*** Supplied material ***
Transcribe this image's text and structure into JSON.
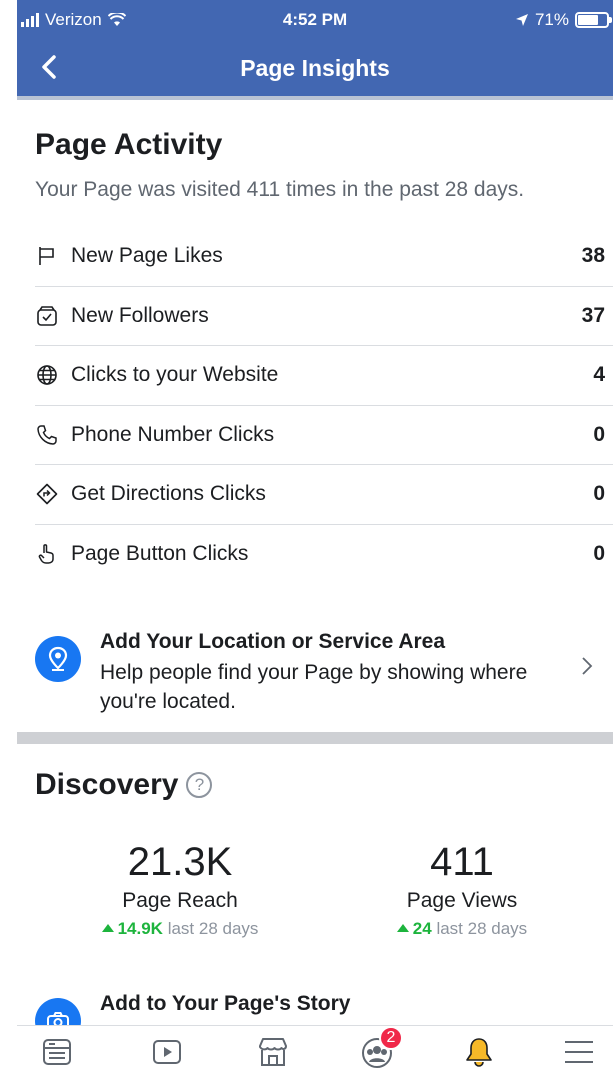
{
  "status_bar": {
    "carrier": "Verizon",
    "time": "4:52 PM",
    "battery": "71%",
    "battery_level": 0.71
  },
  "nav": {
    "title": "Page Insights",
    "back_icon": "chevron-left-icon"
  },
  "activity": {
    "title": "Page Activity",
    "subtitle": "Your Page was visited 411 times in the past 28 days.",
    "metrics": [
      {
        "label": "New Page Likes",
        "value": "38",
        "icon": "flag-icon"
      },
      {
        "label": "New Followers",
        "value": "37",
        "icon": "follow-inbox-icon"
      },
      {
        "label": "Clicks to your Website",
        "value": "4",
        "icon": "globe-icon"
      },
      {
        "label": "Phone Number Clicks",
        "value": "0",
        "icon": "phone-icon"
      },
      {
        "label": "Get Directions Clicks",
        "value": "0",
        "icon": "directions-icon"
      },
      {
        "label": "Page Button Clicks",
        "value": "0",
        "icon": "tap-finger-icon"
      }
    ]
  },
  "promo": {
    "title": "Add Your Location or Service Area",
    "description": "Help people find your Page by showing where you're located."
  },
  "discovery": {
    "title": "Discovery",
    "help": "?",
    "stats": [
      {
        "value": "21.3K",
        "label": "Page Reach",
        "delta": "14.9K",
        "period": "last 28 days"
      },
      {
        "value": "411",
        "label": "Page Views",
        "delta": "24",
        "period": "last 28 days"
      }
    ]
  },
  "story": {
    "title": "Add to Your Page's Story"
  },
  "tabbar": {
    "items": [
      "news-feed-icon",
      "watch-icon",
      "marketplace-icon",
      "groups-icon",
      "notifications-icon",
      "menu-icon"
    ],
    "groups_badge": "2"
  },
  "colors": {
    "brand": "#4267b2",
    "accent": "#1877f2",
    "positive": "#1db43d",
    "badge": "#f02849"
  }
}
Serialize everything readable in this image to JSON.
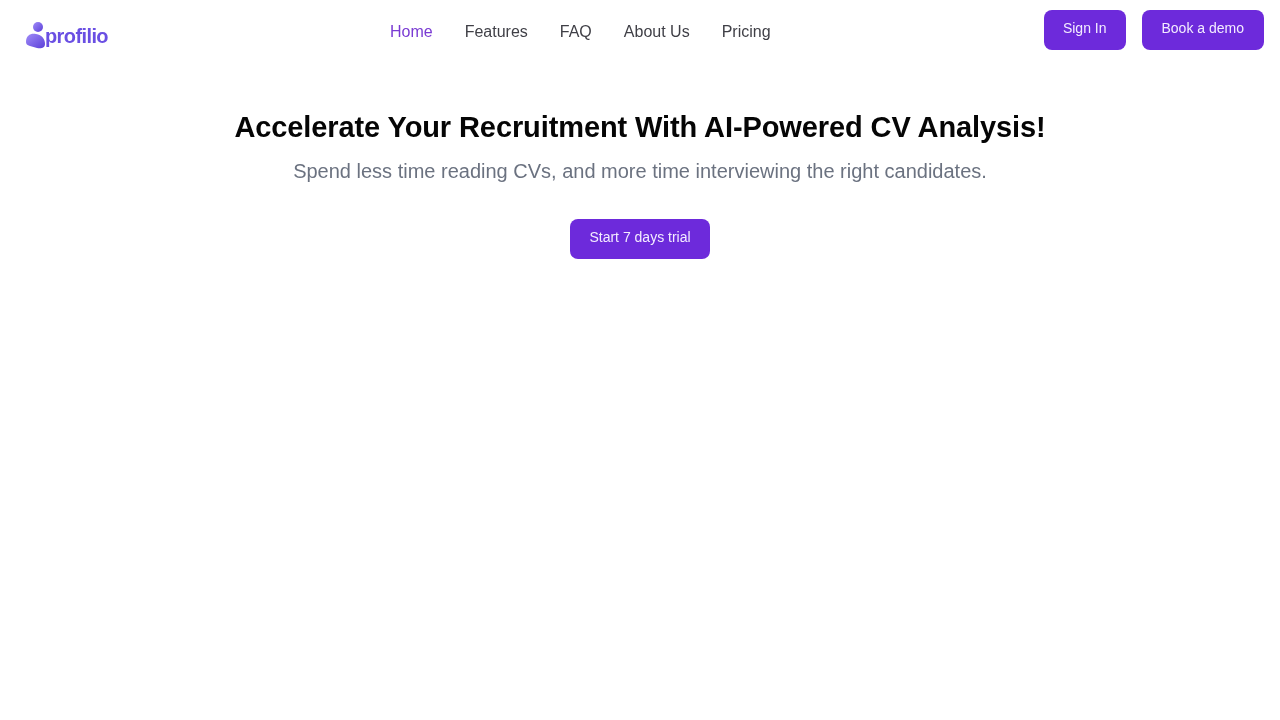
{
  "header": {
    "logo": {
      "wordmark": "profilio"
    },
    "nav": [
      {
        "label": "Home",
        "selected": true
      },
      {
        "label": "Features",
        "selected": false
      },
      {
        "label": "FAQ",
        "selected": false
      },
      {
        "label": "About Us",
        "selected": false
      },
      {
        "label": "Pricing",
        "selected": false
      }
    ],
    "buttons": [
      "Sign In",
      "Book a demo"
    ]
  },
  "hero": {
    "title": "Accelerate Your Recruitment With AI-Powered CV Analysis!",
    "subtitle": "Spend less time reading CVs, and more time interviewing the right candidates.",
    "cta": "Start 7 days trial"
  }
}
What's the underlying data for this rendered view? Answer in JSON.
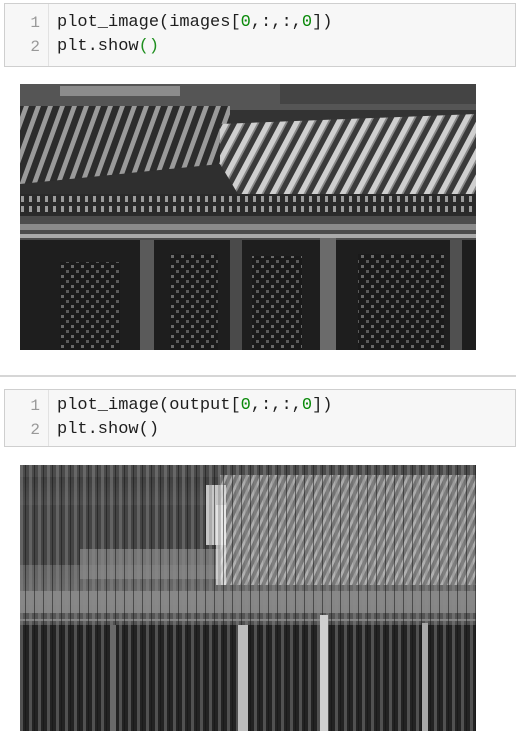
{
  "cells": [
    {
      "line_numbers": [
        "1",
        "2"
      ],
      "line1": {
        "fn": "plot_image(",
        "var": "images",
        "open": "[",
        "a": "0",
        "s1": ",:,:,",
        "b": "0",
        "close": "])"
      },
      "line2": {
        "fn": "plt.show",
        "parens": "()"
      },
      "output": {
        "icon": "image-icon",
        "content": "grayscale palace roof photo"
      }
    },
    {
      "line_numbers": [
        "1",
        "2"
      ],
      "line1": {
        "fn": "plot_image(",
        "var": "output",
        "open": "[",
        "a": "0",
        "s1": ",:,:,",
        "b": "0",
        "close": "])"
      },
      "line2": {
        "fn": "plt.show",
        "parens": "()"
      },
      "output": {
        "icon": "image-icon",
        "content": "blurred convolution output"
      }
    }
  ],
  "colors": {
    "number": "#0a8a0a",
    "paren": "#1f8f1f",
    "linenumber": "#999999",
    "codebg": "#f7f7f7"
  }
}
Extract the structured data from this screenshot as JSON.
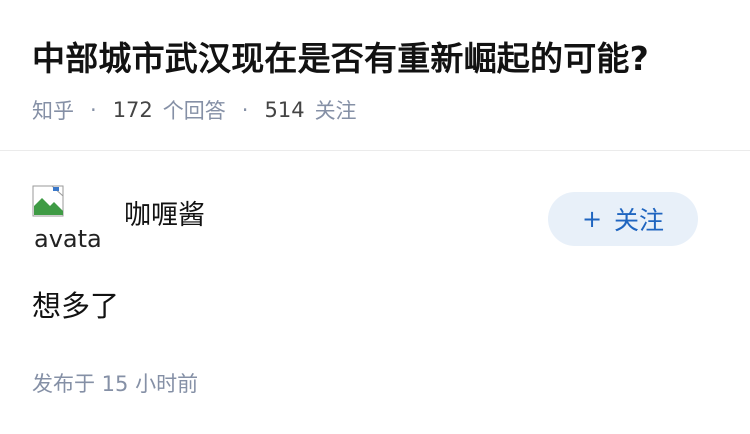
{
  "question": {
    "title": "中部城市武汉现在是否有重新崛起的可能?",
    "source": "知乎",
    "separator": "·",
    "answer_count": "172",
    "answer_count_label": "个回答",
    "follower_count": "514",
    "follower_count_label": "关注"
  },
  "answer": {
    "author": {
      "name": "咖喱酱",
      "avatar_alt": "avatar",
      "avatar_icon": "broken-image-icon"
    },
    "follow_button": {
      "icon": "+",
      "label": "关注"
    },
    "content": "想多了",
    "published": "发布于 15 小时前"
  },
  "colors": {
    "text": "#121212",
    "meta": "#8590a6",
    "follow_bg": "#e8f0f9",
    "follow_text": "#1f65c0",
    "divider": "#ebebeb"
  }
}
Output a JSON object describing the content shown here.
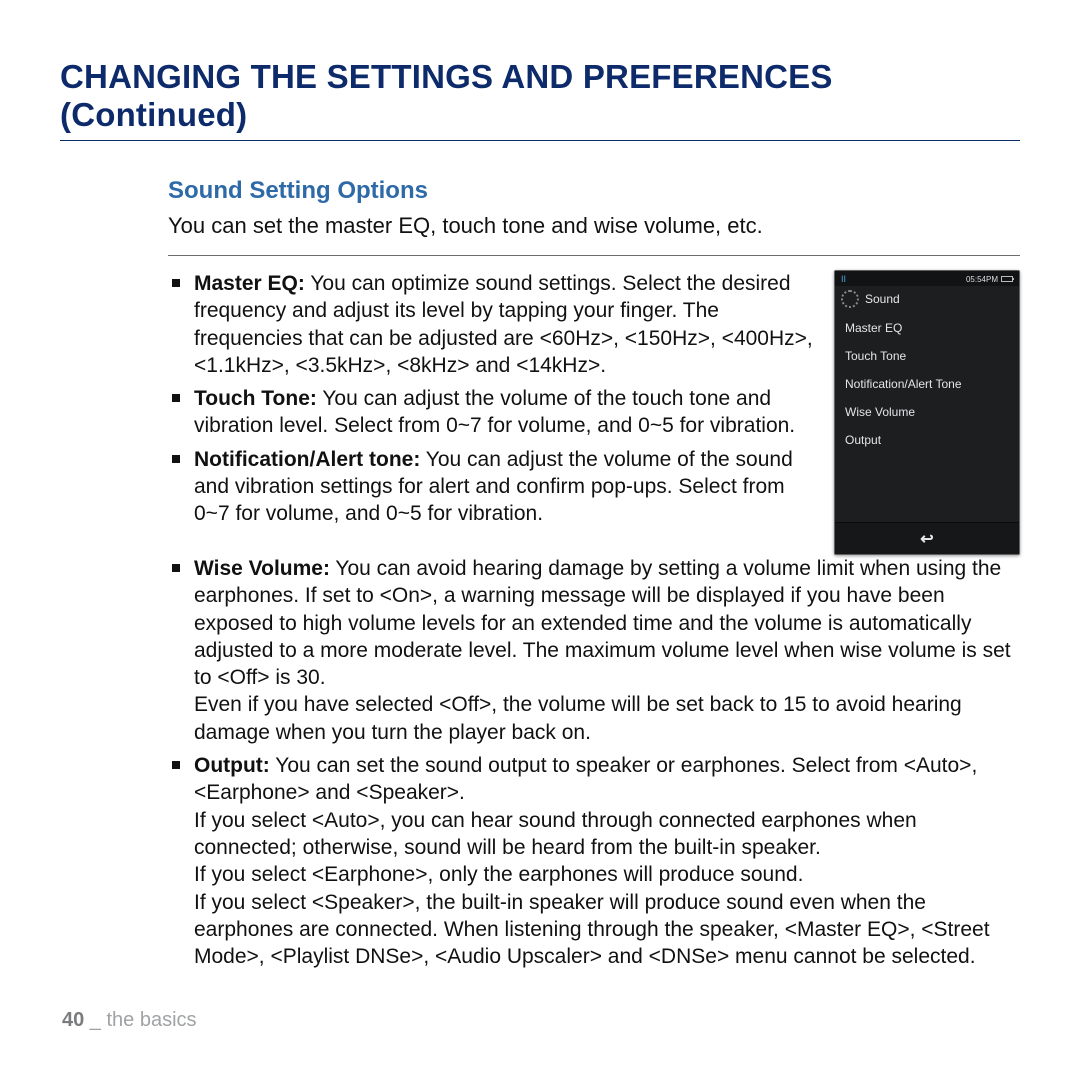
{
  "title": "CHANGING THE SETTINGS AND PREFERENCES (Continued)",
  "section_title": "Sound Setting Options",
  "section_intro": "You can set the master EQ, touch tone and wise volume, etc.",
  "bullets": [
    {
      "label": "Master EQ:",
      "text": " You can optimize sound settings. Select the desired frequency and adjust its level by tapping your finger. The frequencies that can be adjusted are <60Hz>, <150Hz>, <400Hz>, <1.1kHz>, <3.5kHz>, <8kHz> and <14kHz>."
    },
    {
      "label": "Touch Tone:",
      "text": " You can adjust the volume of the touch tone and vibration level. Select from 0~7 for volume, and 0~5 for vibration."
    },
    {
      "label": "Notification/Alert tone:",
      "text": " You can adjust the volume of the sound and vibration settings for alert and confirm pop-ups. Select from 0~7 for volume, and 0~5 for vibration."
    },
    {
      "label": "Wise Volume:",
      "text": " You can avoid hearing damage by setting a volume limit when using the earphones. If set to <On>, a warning message will be displayed if you have been exposed to high volume levels for an extended time and the volume is automatically adjusted to a more moderate level. The maximum volume level when wise volume is set to <Off> is 30.\nEven if you have selected <Off>, the volume will be set back to 15 to avoid hearing damage when you turn the player back on."
    },
    {
      "label": "Output:",
      "text": " You can set the sound output to speaker or earphones. Select from <Auto>, <Earphone> and <Speaker>.\nIf you select <Auto>, you can hear sound through connected earphones when connected; otherwise, sound will be heard from the built-in speaker.\nIf you select <Earphone>, only the earphones will produce sound.\nIf you select <Speaker>, the built-in speaker will produce sound even when the earphones are connected. When listening through the speaker, <Master EQ>, <Street Mode>, <Playlist DNSe>, <Audio Upscaler> and <DNSe> menu cannot be selected."
    }
  ],
  "device": {
    "status_left": "II",
    "status_time": "05:54PM",
    "header_label": "Sound",
    "menu": [
      "Master EQ",
      "Touch Tone",
      "Notification/Alert Tone",
      "Wise Volume",
      "Output"
    ]
  },
  "footer": {
    "page": "40",
    "sep": " _ ",
    "label": "the basics"
  }
}
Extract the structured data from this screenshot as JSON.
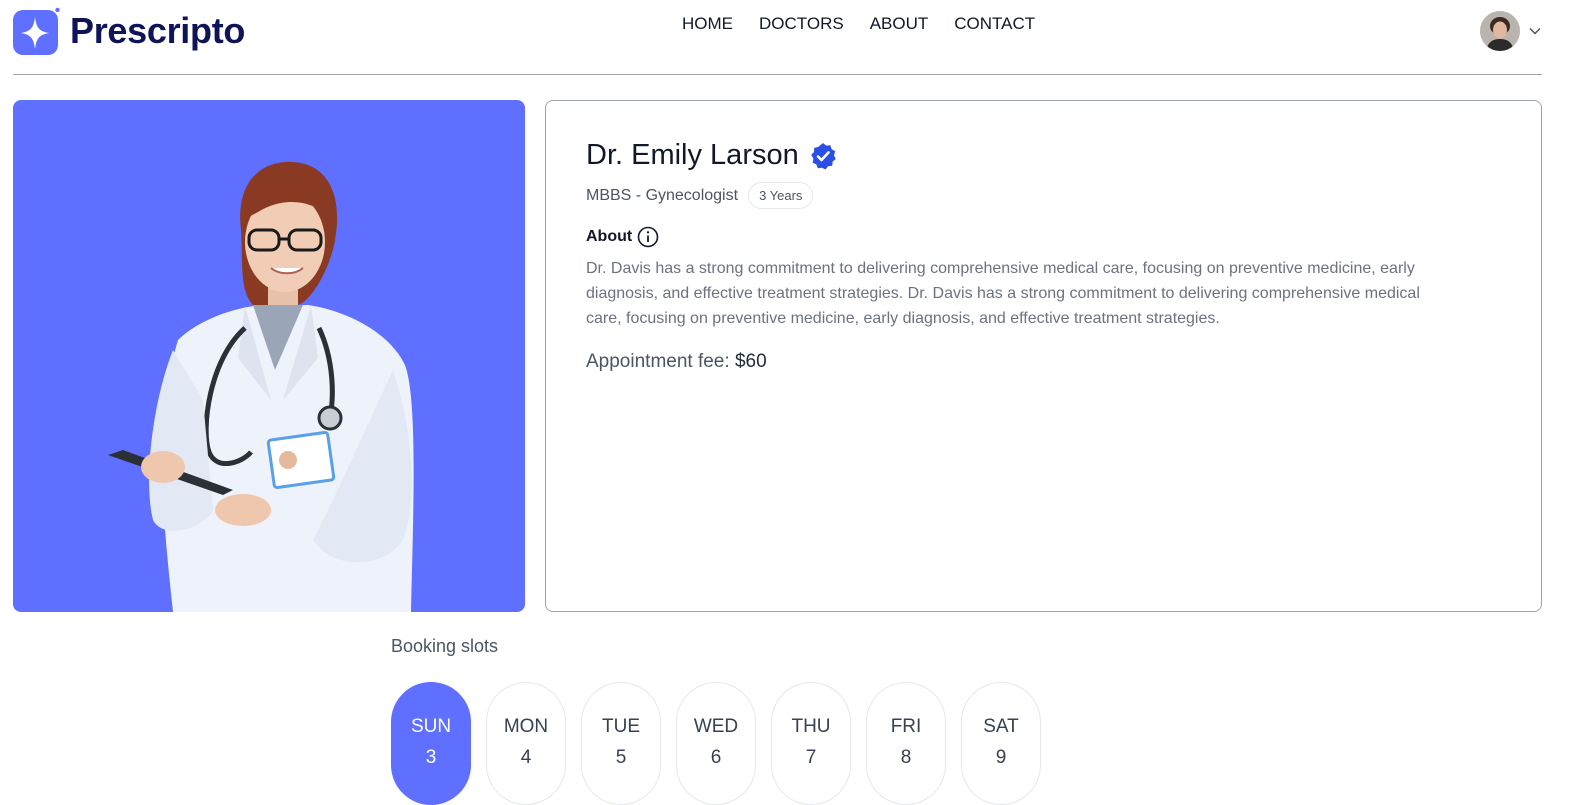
{
  "brand": {
    "name": "Prescripto",
    "color": "#5f6fff",
    "text_color": "#0f1458"
  },
  "nav": {
    "links": [
      "HOME",
      "DOCTORS",
      "ABOUT",
      "CONTACT"
    ]
  },
  "profile": {
    "avatar_icon": "user-avatar",
    "menu_icon": "chevron-down-icon"
  },
  "doctor": {
    "name": "Dr. Emily Larson",
    "verified_icon": "verified-badge-icon",
    "degree_speciality": "MBBS - Gynecologist",
    "experience": "3 Years",
    "about_label": "About",
    "about_text": "Dr. Davis has a strong commitment to delivering comprehensive medical care, focusing on preventive medicine, early diagnosis, and effective treatment strategies. Dr. Davis has a strong commitment to delivering comprehensive medical care, focusing on preventive medicine, early diagnosis, and effective treatment strategies.",
    "fee_label": "Appointment fee:",
    "fee_value": "$60",
    "image_bg": "#5f6fff"
  },
  "booking": {
    "title": "Booking slots",
    "slots": [
      {
        "day": "SUN",
        "date": "3",
        "selected": true
      },
      {
        "day": "MON",
        "date": "4",
        "selected": false
      },
      {
        "day": "TUE",
        "date": "5",
        "selected": false
      },
      {
        "day": "WED",
        "date": "6",
        "selected": false
      },
      {
        "day": "THU",
        "date": "7",
        "selected": false
      },
      {
        "day": "FRI",
        "date": "8",
        "selected": false
      },
      {
        "day": "SAT",
        "date": "9",
        "selected": false
      }
    ]
  }
}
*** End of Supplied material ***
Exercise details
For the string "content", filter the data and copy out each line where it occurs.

Task result
        "content": "grayscale palace roof photo"
        "content": "blurred convolution output"
    "content": "想多了",
Output a JSON object describing the content shown here.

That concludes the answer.